PURPA Reform: Good for Consumers, Good for States, Good for Clean Energy

1970s-era energy regulations are outdated and ineffective.


Right now, energy customers across the country are overpaying their electricity bills by the billions.

This is happening, in large part, because of a federal law called the Public Utility Regulatory Policies Act (PURPA), enacted in 1978. PURPA was part of Congress’s response to the national energy crisis.  Its original goal was simple: achieving greater energy security from a diversity of sources.

Fast forward: In 2020, we are no longer living in energy scarcity; America is energy independent and our energy mix is diverse.  It includes renewables such as wind and solar that are both cheaper and more readily available than they were in the 1970s.

But while times have changed, the law hasn’t.  Unfortunately, PURPA’s requirements both force customers to pay more for power they don’t need, while also locking out innovative renewable energy technology.  That doesn’t make sense.

In response, the Federal Energy Regulatory Commission (FERC) has a common-sense proposal to update and improve PURPA to meet today’s energy needs. It would give states greater flexibility in determining how utilities contract with energy suppliers, so consumers aren’t overcharged for electricity, while ensuring that cutting edge renewable sources come online sooner. This makes sense for consumers, the economy, and the environment.
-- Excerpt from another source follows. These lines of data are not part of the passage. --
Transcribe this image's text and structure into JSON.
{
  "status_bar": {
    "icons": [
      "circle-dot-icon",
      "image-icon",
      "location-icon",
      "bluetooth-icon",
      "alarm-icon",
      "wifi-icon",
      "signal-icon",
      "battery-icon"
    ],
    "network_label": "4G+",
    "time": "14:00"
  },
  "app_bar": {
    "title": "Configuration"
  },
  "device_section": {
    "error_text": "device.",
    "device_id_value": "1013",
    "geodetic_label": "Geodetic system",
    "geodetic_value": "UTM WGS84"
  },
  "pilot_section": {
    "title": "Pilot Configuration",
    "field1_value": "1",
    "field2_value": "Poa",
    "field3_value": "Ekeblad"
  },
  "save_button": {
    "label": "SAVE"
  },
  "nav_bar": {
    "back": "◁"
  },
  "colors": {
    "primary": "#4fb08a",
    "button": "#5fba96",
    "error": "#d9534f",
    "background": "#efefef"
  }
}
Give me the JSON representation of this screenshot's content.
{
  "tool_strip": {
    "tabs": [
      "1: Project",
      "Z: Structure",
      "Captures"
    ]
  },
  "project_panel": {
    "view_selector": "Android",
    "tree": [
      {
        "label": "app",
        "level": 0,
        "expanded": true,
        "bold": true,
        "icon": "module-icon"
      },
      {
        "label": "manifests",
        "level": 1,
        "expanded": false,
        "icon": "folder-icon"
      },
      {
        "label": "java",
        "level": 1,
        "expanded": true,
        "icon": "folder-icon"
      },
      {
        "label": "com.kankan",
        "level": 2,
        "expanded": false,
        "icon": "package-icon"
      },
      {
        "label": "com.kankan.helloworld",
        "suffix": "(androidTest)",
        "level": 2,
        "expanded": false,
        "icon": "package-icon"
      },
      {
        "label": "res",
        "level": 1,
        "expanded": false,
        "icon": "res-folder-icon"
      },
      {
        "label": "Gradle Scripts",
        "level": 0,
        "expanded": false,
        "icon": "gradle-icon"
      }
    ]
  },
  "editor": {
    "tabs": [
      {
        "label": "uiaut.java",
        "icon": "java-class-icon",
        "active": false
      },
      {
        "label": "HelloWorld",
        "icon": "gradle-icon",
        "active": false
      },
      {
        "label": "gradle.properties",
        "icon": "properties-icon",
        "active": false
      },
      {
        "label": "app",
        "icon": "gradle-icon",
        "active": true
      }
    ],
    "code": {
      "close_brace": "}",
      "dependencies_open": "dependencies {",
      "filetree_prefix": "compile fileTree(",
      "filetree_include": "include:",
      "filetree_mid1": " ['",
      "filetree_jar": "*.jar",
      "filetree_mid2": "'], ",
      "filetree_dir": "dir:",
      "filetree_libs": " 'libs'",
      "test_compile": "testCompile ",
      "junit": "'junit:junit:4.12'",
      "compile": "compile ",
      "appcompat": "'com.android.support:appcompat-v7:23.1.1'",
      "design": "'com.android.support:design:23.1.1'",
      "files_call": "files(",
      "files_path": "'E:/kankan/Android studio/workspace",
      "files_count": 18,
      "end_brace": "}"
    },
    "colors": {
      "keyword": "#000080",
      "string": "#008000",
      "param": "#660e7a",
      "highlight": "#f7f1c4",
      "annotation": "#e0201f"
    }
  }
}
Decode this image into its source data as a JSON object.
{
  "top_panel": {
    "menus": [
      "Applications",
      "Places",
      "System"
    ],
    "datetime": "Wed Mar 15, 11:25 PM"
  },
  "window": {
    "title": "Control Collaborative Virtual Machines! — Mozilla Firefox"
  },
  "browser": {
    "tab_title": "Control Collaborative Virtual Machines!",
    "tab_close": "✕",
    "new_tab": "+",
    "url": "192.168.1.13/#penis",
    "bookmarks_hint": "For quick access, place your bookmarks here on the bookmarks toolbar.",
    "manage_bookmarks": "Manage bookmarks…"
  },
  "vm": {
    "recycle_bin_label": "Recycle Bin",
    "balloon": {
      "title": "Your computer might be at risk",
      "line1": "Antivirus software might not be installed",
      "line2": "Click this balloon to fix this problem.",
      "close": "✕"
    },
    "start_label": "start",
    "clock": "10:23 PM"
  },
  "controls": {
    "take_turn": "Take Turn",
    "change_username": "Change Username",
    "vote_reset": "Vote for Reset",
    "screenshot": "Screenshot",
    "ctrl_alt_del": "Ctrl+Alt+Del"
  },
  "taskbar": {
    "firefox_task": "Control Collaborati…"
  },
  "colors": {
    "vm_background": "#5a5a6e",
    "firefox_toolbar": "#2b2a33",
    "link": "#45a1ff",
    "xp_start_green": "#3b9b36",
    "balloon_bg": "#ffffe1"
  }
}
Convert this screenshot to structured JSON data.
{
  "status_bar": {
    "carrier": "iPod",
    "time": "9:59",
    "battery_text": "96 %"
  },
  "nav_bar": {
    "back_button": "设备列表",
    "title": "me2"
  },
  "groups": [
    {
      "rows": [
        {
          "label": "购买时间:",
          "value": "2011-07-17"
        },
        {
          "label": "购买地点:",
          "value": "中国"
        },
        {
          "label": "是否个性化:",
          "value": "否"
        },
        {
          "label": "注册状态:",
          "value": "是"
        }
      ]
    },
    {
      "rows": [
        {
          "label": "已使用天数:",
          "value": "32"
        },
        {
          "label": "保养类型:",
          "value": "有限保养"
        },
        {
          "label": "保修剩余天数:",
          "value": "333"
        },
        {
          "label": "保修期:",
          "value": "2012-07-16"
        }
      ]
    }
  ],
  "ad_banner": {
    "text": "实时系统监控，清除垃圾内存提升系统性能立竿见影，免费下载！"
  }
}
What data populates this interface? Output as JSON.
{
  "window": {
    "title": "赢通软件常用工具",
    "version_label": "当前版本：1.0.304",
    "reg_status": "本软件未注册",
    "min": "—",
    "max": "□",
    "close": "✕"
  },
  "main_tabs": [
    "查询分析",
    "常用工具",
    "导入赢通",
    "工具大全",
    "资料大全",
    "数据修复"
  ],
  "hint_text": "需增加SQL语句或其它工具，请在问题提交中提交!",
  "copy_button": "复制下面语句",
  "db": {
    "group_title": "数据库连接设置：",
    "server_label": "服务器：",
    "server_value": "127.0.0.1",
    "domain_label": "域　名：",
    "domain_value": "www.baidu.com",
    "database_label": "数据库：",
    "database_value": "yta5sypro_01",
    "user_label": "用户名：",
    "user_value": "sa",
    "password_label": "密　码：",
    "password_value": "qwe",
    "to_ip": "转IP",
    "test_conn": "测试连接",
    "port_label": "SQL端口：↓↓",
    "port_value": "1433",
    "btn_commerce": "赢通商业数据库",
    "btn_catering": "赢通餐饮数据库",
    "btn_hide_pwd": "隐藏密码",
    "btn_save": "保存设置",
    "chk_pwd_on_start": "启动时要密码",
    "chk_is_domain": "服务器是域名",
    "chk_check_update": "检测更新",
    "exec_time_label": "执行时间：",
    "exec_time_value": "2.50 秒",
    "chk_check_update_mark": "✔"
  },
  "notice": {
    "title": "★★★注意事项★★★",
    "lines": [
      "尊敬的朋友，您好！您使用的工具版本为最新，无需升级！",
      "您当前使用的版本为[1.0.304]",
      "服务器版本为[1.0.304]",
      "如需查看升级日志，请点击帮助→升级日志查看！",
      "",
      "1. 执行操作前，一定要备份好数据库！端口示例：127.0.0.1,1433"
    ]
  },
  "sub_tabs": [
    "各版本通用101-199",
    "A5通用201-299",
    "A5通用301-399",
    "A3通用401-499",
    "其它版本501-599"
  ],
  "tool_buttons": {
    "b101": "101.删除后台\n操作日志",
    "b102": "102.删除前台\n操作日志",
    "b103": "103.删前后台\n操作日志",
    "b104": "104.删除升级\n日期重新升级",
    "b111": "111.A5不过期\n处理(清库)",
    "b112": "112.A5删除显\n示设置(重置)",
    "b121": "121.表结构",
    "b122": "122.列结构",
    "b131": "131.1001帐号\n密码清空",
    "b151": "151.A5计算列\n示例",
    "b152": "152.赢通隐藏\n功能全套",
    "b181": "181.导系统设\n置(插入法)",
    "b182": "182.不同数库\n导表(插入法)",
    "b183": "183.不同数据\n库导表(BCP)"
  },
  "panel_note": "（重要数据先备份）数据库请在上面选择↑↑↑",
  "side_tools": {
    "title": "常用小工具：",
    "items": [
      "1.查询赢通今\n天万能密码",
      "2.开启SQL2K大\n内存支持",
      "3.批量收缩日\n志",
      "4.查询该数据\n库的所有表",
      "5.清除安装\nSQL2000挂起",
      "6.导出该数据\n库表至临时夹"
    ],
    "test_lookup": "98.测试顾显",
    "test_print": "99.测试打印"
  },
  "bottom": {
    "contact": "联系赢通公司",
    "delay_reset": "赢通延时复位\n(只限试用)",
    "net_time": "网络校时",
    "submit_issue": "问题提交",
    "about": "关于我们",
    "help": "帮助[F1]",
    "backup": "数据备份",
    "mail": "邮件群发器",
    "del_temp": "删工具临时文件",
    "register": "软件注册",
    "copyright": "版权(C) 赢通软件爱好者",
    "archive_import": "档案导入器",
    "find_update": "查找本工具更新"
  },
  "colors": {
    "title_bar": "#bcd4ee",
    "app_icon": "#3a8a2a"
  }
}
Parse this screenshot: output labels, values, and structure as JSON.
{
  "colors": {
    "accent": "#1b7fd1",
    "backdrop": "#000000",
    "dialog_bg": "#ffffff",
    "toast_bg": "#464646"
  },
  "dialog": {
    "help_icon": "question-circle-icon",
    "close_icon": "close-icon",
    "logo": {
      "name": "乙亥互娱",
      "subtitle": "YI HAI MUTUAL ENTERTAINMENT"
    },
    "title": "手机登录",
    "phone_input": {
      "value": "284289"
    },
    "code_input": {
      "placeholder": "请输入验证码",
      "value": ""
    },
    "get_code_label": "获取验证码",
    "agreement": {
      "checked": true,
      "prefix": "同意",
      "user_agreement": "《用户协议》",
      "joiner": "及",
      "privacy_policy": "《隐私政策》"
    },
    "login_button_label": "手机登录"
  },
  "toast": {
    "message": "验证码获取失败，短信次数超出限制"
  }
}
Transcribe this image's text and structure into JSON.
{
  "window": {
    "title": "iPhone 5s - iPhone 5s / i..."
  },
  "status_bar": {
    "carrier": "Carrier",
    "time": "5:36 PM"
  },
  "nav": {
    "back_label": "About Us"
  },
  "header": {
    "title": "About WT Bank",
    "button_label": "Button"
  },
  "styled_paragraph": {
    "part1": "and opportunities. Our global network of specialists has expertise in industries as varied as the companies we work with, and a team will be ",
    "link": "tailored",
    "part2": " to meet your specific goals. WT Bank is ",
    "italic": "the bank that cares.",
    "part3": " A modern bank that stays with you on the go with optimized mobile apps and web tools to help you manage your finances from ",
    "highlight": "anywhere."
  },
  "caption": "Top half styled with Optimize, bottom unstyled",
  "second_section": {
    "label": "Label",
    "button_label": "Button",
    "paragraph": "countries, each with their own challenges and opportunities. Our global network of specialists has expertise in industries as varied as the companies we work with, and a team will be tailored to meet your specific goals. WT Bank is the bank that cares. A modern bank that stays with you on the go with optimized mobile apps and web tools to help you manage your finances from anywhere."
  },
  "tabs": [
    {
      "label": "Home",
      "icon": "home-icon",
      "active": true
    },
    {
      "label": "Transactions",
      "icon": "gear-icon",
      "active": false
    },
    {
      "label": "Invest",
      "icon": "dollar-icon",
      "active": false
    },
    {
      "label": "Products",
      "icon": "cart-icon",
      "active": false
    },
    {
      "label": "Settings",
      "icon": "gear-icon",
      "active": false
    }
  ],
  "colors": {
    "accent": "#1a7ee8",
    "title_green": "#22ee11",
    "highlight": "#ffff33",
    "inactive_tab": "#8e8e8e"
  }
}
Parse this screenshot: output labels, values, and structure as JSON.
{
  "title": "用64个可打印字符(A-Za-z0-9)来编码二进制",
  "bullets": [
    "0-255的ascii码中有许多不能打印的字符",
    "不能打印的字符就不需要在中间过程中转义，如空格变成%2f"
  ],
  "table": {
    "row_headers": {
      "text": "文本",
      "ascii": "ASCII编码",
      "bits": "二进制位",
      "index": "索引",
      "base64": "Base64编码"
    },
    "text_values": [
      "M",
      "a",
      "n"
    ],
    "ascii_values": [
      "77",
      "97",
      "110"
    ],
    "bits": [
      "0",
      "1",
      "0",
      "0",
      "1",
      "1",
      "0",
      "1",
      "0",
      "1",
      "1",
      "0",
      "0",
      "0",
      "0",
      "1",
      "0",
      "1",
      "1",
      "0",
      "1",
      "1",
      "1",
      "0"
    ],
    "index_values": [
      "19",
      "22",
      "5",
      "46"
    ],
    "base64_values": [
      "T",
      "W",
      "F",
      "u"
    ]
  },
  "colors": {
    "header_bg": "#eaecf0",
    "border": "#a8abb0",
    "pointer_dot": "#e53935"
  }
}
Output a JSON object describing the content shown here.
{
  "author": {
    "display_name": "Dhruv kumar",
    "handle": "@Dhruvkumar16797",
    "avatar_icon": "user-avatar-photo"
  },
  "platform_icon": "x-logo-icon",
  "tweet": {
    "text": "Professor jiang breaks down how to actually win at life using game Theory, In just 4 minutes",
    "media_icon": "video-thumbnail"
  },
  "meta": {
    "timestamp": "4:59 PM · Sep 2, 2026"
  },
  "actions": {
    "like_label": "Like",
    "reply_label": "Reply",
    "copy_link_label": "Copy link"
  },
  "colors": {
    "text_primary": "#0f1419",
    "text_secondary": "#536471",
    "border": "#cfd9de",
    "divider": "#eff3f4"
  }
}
Reforming PURPA is good for consumers, good for states, and good for clean energy.


PURPA contracts are costing customers
between $2.7 billion and $3.9 billion
in overpayments. 1

The overpayment of solar contracts is estimated at between $1.05 billion and $1.87 billion. 2

The overpayment of wind contracts is estimated at between $1.65 billion and $1.99 billion. 3


“CEA estimated that utilities and, in the end, customers overpaid by $2.7 billion and $3.9 billion for solar and wind contracts, respectively, from 2009 – 2019.” – Concentric Energy Advisors (CEA) study 

“Ratepayer protection is the primary and fundamental reason why PURPA needs to be reformed quickly and comprehensively to stem what otherwise will be a continued, very costly, and long-term financial liability for a large number of U.S. electricity customers.” – Dr. David Dismukes LSU study 


WASHINGTON – A wide variety of groups have weighed in with the Federal Energy Regulatory Commission (FERC) on why the Public Utility Regulatory Policies Act (PURPA) of 1978 is needed to ensure consumers have access to market-driven electricity costs: